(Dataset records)

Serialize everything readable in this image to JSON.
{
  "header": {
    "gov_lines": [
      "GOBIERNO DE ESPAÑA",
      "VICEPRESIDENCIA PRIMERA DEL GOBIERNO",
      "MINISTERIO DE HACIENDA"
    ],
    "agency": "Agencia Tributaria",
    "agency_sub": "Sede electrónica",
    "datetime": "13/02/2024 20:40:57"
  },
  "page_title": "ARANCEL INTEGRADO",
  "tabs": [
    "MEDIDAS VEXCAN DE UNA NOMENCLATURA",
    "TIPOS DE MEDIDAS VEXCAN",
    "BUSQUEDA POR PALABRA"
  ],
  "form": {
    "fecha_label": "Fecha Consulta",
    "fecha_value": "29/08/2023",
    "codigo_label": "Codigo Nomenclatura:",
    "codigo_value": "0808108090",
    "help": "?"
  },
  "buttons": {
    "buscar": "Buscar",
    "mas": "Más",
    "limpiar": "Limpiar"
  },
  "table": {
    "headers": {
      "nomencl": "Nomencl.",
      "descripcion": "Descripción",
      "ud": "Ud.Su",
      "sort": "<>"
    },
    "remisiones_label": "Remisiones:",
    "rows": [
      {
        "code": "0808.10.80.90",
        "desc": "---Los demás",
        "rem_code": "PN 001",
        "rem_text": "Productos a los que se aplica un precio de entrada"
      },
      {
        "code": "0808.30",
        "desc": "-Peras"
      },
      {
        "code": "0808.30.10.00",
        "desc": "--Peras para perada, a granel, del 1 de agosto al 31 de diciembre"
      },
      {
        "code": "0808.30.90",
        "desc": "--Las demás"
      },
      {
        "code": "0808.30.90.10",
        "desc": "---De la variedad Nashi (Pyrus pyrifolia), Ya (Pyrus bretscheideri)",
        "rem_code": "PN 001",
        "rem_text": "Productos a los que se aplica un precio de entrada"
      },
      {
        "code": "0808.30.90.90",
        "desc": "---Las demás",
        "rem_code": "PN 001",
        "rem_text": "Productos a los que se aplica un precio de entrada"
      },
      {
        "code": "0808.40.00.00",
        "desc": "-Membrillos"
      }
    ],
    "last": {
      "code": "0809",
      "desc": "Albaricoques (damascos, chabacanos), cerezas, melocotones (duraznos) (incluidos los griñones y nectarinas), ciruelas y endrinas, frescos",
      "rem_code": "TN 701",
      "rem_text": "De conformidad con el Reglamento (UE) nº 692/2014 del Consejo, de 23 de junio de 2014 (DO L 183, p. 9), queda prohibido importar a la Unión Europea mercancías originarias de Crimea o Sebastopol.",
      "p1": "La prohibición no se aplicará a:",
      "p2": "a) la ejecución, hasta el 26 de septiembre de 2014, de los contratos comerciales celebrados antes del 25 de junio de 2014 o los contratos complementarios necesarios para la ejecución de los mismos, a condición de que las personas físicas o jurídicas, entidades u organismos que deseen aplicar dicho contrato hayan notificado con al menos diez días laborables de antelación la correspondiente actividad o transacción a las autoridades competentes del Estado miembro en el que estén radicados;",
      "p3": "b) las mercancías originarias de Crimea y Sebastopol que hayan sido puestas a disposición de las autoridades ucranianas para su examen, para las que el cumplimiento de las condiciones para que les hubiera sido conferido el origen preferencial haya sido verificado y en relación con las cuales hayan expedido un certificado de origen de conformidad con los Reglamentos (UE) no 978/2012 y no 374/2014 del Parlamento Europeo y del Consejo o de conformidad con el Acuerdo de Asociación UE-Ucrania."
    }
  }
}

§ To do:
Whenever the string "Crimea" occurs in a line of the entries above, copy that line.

§ Result of this exercise:
      "rem_text": "De conformidad con el Reglamento (UE) nº 692/2014 del Consejo, de 23 de junio de 2014 (DO L 183, p. 9), queda prohibido importar a la Unión Europea mercancías originarias de Crimea o Sebastopol.",
      "p3": "b) las mercancías originarias de Crimea y Sebastopol que hayan sido puestas a disposición de las autoridades ucranianas para su examen, para las que el cumplimiento de las condiciones para que les hubiera sido conferido el origen preferencial haya sido verificado y en relación con las cuales hayan expedido un certificado de origen de conformidad con los Reglamentos (UE) no 978/2012 y no 374/2014 del Parlamento Europeo y del Consejo o de conformidad con el Acuerdo de Asociación UE-Ucrania."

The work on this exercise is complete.